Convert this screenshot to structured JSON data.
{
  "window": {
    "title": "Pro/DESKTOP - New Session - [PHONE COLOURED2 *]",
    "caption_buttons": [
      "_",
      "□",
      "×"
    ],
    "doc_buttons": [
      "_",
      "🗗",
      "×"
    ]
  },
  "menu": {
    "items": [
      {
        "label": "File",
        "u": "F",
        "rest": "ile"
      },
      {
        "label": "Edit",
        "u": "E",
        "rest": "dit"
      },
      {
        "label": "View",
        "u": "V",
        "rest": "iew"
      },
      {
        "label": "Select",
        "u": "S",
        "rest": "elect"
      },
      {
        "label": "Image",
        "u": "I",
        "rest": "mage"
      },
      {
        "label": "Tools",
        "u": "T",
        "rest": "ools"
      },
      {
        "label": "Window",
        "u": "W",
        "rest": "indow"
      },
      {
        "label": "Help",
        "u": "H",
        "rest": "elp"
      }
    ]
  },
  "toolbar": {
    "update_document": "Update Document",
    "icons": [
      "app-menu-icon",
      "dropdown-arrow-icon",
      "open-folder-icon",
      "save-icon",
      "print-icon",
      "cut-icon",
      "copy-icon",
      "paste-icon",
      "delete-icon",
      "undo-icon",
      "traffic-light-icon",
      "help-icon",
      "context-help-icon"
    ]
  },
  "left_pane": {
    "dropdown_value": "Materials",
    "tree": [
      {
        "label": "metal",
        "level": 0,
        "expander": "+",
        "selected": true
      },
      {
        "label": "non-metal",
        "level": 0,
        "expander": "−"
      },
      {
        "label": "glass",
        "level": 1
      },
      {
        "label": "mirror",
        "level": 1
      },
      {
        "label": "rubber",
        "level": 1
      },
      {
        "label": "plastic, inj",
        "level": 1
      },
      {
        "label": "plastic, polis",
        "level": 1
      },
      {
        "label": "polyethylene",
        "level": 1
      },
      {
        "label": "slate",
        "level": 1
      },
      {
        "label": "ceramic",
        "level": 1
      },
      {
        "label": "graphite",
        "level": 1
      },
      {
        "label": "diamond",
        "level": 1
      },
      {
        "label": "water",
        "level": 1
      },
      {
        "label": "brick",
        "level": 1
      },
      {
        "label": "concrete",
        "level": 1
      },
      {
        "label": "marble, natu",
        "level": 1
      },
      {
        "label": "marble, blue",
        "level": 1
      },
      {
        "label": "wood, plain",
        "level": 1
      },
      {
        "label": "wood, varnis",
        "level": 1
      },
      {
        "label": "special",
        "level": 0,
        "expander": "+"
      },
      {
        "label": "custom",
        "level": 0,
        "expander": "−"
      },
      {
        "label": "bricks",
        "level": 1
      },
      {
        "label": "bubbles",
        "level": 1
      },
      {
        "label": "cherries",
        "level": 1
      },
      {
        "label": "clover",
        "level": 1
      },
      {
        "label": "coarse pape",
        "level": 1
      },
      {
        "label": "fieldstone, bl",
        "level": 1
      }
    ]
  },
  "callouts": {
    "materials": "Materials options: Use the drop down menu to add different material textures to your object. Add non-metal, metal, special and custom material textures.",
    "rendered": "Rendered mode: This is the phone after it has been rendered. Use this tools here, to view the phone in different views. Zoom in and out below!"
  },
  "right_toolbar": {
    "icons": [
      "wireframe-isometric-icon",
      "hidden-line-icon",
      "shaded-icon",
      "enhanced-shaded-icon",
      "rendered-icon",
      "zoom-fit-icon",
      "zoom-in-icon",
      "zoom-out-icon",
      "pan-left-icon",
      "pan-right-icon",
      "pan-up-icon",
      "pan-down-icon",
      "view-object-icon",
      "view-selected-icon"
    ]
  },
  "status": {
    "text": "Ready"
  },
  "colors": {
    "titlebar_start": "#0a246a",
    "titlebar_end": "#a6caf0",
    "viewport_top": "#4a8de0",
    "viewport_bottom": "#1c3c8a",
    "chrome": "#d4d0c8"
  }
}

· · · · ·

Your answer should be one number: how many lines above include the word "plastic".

2